The Basics of Poker

Poker is a card game that’s enjoyed by people all over the world. It’s a game that requires strategy and isn’t always easy to win. But it can be profitable, if you’re willing to put in the time and effort.

Before playing, you should decide how much money you’re willing to risk. This is called your ante, and it’s usually a small amount of money that you must put into the pot before the cards are dealt.

Once the ante has been placed, the dealer will deal two cards to each player. You can then choose to fold, call, or raise.

Choosing your ante can be hard because it will depend on your bankroll and what other players are betting at that table. If you’re new to the game, it’s best to start with a low ante and work your way up from there.

The first stage of the game is called the flop, and it’s where you will see three cards on the board. You’ll have a chance to bet, or fold, and the dealer will then deal another card.

Next, you’ll get another card on the flop, and this is called the turn. You can then either bet, or fold, this is a very important decision because it’s now the third round of betting.

In the end, you’ll get another community card on the river that everyone will be able to use. The player with the highest hand wins!

There are many different types of poker games, but they all have a few essential elements. These include the cards that are dealt, betting rounds, and showdowns.

Before you start to play, make sure you understand the rules of the game.

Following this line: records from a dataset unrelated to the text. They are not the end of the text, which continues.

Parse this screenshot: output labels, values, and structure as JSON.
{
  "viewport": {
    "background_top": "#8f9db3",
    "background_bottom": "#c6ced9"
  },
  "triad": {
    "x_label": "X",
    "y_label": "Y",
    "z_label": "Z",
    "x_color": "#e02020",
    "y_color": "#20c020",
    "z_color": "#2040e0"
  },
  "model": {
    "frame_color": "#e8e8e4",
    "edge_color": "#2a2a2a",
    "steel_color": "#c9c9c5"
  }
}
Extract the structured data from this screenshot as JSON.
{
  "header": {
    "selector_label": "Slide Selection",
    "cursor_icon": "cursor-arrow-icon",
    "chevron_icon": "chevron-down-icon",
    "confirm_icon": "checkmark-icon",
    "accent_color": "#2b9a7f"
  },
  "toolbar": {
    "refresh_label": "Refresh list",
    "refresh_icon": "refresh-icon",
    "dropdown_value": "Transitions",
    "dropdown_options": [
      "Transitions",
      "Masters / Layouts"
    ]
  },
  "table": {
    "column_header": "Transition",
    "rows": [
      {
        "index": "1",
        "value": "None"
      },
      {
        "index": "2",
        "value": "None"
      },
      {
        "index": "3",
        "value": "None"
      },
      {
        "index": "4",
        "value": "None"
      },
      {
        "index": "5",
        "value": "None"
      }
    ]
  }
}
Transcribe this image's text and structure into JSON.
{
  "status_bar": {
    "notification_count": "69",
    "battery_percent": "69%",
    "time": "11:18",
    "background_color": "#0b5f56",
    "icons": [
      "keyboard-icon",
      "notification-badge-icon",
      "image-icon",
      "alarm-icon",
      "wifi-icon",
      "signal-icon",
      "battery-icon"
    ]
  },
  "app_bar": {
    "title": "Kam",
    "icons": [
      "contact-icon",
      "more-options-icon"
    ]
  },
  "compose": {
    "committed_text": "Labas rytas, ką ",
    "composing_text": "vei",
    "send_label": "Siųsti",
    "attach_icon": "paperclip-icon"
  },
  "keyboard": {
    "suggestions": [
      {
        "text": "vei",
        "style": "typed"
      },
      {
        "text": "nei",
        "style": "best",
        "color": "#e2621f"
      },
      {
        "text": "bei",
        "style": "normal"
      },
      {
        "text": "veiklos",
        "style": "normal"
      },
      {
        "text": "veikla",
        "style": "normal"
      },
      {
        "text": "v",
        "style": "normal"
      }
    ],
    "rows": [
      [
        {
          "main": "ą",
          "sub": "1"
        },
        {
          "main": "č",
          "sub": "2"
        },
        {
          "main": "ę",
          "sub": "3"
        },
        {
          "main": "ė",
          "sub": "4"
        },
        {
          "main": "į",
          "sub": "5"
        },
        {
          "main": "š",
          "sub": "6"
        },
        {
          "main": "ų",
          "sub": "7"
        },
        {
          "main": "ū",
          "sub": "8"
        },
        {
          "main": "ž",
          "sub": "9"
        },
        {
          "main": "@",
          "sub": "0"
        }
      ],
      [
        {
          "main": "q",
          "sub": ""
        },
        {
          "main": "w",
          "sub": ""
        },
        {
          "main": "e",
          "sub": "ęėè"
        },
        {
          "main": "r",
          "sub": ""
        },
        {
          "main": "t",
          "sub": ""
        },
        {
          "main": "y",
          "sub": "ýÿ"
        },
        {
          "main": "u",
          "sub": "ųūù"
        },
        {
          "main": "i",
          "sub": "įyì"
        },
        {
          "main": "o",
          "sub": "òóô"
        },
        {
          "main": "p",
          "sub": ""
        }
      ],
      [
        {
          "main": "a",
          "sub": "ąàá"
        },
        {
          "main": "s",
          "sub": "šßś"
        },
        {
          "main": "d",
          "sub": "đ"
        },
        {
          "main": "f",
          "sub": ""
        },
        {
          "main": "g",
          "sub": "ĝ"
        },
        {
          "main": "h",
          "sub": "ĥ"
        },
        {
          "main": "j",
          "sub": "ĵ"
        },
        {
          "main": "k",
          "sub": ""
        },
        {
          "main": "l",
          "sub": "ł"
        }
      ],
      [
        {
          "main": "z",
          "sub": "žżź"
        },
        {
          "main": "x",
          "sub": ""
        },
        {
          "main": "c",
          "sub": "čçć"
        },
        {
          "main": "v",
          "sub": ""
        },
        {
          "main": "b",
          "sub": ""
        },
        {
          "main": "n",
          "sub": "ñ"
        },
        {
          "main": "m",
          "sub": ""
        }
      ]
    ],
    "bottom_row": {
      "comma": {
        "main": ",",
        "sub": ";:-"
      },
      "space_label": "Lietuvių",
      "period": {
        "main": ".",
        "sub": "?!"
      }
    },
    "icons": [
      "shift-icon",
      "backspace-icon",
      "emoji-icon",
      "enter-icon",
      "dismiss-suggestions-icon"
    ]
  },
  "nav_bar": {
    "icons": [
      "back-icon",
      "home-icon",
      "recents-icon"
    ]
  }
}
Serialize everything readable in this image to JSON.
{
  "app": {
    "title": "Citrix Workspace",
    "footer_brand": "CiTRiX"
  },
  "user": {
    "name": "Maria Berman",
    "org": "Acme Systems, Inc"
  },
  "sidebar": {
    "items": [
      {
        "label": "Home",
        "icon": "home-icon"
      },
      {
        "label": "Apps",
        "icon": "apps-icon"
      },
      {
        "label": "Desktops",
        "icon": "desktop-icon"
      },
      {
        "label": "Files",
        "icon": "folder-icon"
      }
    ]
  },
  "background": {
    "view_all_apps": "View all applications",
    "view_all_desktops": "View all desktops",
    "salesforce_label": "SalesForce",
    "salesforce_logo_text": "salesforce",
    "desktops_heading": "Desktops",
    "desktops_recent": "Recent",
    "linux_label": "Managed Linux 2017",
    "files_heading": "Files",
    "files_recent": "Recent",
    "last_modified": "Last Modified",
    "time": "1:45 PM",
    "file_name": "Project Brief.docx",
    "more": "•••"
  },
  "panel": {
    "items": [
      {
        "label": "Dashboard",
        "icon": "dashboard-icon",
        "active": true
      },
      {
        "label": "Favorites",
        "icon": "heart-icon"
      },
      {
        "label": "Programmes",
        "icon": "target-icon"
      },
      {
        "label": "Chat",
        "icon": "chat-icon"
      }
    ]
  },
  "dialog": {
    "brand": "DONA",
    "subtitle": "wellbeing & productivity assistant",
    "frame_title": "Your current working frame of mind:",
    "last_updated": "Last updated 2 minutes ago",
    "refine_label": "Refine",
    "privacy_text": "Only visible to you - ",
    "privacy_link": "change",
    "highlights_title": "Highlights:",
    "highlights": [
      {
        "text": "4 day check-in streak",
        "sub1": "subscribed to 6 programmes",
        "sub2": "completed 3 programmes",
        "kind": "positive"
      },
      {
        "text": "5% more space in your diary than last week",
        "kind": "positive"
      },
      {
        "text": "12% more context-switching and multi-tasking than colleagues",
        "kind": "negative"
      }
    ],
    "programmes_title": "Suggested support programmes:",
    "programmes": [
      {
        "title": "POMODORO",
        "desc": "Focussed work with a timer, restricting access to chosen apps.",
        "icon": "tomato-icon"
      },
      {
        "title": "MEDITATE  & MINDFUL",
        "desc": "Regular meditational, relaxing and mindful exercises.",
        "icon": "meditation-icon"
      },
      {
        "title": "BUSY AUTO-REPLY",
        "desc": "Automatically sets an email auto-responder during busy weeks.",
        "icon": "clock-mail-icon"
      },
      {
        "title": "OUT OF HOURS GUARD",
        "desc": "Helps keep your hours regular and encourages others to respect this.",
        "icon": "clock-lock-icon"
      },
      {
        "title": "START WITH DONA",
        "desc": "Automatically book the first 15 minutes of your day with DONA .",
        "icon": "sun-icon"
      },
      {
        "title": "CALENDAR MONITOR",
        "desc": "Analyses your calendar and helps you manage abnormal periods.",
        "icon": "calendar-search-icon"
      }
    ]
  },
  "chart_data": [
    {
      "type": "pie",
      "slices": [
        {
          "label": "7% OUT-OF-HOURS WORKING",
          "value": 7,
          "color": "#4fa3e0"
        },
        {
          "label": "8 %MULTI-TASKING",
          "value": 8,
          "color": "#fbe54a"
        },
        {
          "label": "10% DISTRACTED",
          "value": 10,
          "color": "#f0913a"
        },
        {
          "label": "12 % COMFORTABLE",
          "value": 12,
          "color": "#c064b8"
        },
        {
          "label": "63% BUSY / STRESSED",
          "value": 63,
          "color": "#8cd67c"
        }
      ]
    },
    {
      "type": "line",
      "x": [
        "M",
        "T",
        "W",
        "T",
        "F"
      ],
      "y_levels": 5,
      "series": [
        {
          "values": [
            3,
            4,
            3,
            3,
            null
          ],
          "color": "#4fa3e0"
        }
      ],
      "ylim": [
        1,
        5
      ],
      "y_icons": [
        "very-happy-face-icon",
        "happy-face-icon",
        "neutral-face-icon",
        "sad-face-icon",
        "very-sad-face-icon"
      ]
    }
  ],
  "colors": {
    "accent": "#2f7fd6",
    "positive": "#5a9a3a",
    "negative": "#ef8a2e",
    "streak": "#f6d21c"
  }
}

This will help you learn how to play and avoid making mistakes.

When you’re ready to start playing, you should find a table that’s appropriate for your skill level. This is especially important if you’re a beginner because you won’t be able to understand the game very well if the tables are too big or too small.

If you’re playing at a smaller table, you should be prepared to face more aggressive players. They’ll bluff more often, and it’s important to know how to react when they do.

You should also be able to read your opponents’ bodies and emotions, because this can give you valuable information about them. You can also keep track of their chip and card handling to see if they’re playing nervously or calmly, which will allow you to pick up on patterns that will help you predict their decisions.

Developing these skills can be difficult, but you should practice and master them. They’ll help you to win more and have more fun at the poker table.

A good player will be able to select the right games for their bankroll and their skill level. They’ll have sharp focus and confidence, too.

Once you’re a good player, you should be ready to move up to higher stakes and start learning some more advanced strategies. Then, you’ll be able to crush your opponents with a more sophisticated approach!